Plats: MIT-huset, MC 413
David Modjeska: Navigation in Electronic Worlds
As information environments become larger and more complex, a pressing problem is no longer that of finding information, but of finding one's way in information. That is, a central problem is that of user navigation. Navigation is important for a user's effectivness, as well as for meaningful experience. Existing strategies in information retrieval and graphical user interfaces often don't scale up well for large information environments. Such environments include both hypertext systems, such as the World Wide Web, and virtual reality systems. Much previous research on electronic worlds has considered information exploration, structuring, and visualization. Some relevant research can also be found in the areas of urban design (architecture and urban planning) and the social sciences (cognitive psychology and anthropology). Relatively little work has been done on user navigation in large virtual worlds. Further research is thus appropriate, particularly in the areas of environment and tool design.
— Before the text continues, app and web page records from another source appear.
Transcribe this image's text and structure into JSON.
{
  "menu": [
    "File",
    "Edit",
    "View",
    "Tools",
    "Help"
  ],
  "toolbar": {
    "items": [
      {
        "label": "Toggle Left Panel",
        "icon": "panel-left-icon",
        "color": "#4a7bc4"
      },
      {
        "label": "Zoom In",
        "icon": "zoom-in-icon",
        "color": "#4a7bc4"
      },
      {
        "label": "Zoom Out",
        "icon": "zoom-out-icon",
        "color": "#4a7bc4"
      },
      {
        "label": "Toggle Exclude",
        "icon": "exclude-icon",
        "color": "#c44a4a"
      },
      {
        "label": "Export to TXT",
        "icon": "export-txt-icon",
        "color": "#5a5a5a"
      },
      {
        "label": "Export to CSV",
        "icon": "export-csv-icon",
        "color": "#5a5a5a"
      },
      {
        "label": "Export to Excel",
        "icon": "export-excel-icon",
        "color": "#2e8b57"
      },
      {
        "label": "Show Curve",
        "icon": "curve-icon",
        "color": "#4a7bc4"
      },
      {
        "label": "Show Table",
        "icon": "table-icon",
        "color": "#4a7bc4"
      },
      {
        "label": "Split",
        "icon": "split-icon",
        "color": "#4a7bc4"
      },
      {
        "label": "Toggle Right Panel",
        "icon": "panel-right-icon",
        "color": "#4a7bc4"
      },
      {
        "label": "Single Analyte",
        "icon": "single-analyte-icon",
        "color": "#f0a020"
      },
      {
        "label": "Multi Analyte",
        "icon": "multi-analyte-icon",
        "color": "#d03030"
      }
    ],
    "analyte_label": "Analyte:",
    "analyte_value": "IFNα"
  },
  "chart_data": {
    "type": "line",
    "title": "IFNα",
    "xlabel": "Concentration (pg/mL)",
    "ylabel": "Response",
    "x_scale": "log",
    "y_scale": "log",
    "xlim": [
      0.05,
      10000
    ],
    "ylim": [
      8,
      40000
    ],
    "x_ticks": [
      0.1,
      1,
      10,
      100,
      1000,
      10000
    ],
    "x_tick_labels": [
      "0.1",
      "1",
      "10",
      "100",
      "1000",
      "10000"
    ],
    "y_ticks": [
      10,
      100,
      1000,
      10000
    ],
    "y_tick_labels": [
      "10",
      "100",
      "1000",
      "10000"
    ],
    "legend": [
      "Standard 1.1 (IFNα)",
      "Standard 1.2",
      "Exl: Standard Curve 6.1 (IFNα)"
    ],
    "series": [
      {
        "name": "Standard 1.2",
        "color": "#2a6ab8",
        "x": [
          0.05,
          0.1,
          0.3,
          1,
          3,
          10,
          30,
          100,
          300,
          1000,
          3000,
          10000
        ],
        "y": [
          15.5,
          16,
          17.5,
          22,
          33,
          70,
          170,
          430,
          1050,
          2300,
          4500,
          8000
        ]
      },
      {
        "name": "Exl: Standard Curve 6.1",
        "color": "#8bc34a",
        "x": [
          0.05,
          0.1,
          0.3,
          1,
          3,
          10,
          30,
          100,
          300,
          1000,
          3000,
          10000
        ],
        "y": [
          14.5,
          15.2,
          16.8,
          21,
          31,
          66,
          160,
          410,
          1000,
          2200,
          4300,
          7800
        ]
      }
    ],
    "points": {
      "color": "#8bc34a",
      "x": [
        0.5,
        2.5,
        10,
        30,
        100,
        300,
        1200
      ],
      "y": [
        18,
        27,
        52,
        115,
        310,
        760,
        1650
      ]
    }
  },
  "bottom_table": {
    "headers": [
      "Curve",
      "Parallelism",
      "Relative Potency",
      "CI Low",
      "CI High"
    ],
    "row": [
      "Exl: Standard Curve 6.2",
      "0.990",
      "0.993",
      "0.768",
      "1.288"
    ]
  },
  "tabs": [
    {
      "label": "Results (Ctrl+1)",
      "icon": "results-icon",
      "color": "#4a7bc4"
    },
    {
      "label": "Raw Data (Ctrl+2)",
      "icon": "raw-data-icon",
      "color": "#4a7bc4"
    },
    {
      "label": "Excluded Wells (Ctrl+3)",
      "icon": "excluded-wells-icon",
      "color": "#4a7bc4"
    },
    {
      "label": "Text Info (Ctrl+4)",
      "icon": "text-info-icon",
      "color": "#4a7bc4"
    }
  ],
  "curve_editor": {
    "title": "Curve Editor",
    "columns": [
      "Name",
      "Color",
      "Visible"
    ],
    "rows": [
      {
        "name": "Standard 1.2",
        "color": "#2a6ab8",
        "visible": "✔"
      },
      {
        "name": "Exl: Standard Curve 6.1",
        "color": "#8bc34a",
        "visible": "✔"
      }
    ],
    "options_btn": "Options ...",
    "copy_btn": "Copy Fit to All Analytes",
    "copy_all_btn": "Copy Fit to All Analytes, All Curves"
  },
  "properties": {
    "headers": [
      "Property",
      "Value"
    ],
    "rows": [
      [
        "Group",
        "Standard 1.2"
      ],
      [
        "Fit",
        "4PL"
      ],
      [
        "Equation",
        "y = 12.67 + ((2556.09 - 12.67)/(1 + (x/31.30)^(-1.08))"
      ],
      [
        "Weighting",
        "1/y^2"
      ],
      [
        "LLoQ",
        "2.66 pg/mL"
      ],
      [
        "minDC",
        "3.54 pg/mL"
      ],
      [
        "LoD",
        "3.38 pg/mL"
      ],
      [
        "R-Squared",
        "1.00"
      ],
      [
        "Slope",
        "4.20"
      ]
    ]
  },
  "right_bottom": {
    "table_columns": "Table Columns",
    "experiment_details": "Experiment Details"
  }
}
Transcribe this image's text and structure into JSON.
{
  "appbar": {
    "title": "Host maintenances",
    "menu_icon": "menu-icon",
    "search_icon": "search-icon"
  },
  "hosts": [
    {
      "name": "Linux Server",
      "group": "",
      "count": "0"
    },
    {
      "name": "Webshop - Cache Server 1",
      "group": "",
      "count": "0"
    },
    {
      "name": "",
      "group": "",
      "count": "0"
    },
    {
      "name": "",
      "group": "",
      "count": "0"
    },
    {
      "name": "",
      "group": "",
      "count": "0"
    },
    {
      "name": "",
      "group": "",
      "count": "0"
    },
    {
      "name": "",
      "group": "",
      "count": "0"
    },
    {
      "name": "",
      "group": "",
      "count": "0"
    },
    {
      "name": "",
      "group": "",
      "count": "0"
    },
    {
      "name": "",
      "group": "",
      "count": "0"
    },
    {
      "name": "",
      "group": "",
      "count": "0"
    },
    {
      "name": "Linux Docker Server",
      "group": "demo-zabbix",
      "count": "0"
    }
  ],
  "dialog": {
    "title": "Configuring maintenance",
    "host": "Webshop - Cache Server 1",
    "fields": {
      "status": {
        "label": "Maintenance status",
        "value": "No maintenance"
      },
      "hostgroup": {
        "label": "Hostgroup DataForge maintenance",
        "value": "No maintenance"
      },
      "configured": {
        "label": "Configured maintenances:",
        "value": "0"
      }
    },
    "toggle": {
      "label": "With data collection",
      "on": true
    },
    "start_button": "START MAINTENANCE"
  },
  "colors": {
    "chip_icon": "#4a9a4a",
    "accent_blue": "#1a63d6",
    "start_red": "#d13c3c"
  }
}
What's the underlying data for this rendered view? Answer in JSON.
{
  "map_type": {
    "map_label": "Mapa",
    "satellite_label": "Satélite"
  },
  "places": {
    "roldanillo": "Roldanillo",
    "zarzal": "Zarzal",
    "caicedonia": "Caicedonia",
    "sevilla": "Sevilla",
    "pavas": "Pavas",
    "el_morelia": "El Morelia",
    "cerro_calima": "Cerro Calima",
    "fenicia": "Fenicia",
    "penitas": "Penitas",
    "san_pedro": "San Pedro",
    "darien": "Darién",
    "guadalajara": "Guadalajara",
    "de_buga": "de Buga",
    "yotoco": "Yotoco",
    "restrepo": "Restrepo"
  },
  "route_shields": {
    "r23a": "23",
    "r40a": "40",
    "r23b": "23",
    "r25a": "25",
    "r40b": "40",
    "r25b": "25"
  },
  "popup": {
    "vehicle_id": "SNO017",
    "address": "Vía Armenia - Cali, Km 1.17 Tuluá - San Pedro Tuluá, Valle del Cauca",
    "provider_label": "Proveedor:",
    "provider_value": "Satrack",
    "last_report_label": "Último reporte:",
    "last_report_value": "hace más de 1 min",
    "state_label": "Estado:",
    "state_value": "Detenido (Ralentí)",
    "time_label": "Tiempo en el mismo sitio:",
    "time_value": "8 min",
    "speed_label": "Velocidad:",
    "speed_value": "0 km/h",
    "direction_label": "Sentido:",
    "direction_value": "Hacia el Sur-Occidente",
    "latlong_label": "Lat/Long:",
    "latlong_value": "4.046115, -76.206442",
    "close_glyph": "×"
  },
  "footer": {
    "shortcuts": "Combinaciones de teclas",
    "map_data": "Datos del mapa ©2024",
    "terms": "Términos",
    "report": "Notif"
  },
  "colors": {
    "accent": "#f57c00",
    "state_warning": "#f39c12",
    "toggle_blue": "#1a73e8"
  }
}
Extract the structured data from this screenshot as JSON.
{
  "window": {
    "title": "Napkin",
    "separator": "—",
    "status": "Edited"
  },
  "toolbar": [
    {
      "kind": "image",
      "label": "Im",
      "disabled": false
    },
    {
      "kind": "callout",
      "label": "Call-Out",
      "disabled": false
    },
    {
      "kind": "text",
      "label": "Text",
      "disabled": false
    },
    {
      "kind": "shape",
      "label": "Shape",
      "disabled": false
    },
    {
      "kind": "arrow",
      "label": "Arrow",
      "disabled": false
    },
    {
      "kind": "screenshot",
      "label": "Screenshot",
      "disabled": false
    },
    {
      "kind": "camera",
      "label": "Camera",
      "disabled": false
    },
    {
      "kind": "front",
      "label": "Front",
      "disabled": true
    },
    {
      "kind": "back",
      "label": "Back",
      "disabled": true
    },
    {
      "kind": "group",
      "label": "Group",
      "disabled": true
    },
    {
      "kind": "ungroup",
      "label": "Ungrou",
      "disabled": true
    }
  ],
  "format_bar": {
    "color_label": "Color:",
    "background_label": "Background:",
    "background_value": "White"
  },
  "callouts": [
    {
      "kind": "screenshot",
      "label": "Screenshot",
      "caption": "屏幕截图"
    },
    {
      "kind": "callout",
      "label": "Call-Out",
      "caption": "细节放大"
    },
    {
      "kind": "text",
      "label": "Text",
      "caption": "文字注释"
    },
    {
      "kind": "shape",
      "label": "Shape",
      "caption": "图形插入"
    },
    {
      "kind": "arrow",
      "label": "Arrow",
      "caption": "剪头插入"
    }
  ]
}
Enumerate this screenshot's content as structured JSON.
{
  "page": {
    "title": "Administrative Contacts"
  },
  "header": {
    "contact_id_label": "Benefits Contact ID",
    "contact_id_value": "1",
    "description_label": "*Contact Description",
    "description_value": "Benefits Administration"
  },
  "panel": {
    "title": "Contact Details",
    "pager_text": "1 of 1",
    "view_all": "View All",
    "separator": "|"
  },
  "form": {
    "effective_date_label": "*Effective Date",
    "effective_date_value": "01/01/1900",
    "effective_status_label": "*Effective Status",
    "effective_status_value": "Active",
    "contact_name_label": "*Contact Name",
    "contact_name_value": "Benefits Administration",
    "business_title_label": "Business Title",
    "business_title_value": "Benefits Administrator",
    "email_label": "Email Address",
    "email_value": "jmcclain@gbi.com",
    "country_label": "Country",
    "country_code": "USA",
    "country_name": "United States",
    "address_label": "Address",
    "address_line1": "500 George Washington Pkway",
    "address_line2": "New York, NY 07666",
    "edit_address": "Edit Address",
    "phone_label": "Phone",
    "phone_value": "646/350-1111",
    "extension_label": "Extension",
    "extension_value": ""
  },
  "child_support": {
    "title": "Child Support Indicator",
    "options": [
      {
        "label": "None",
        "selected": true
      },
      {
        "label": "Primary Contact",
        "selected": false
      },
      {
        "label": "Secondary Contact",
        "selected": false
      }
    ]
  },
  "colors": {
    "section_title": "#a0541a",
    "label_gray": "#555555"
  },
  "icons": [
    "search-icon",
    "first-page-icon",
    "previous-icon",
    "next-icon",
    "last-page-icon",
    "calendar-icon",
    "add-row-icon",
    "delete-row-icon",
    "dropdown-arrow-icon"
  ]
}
This seminar will begin by introducing the topic of navigation in electronic worlds, discussing background, definitions, and problems. We will then consider some previous research in electronic worlds, as well as some relevant research in the physical world. Particular attention will be paid to the work of Kevin Lynch and Romedi Passini on wayfinding in complex urban environments, as well as related research by Darken and Silbert on wayfinding in virtual worlds. After reviewing this work, the seminar will discuss some current research opportunities and my own plans. These plans include an investigation of how users learn and remember textual or spatial structures when navigating in virtual worlds.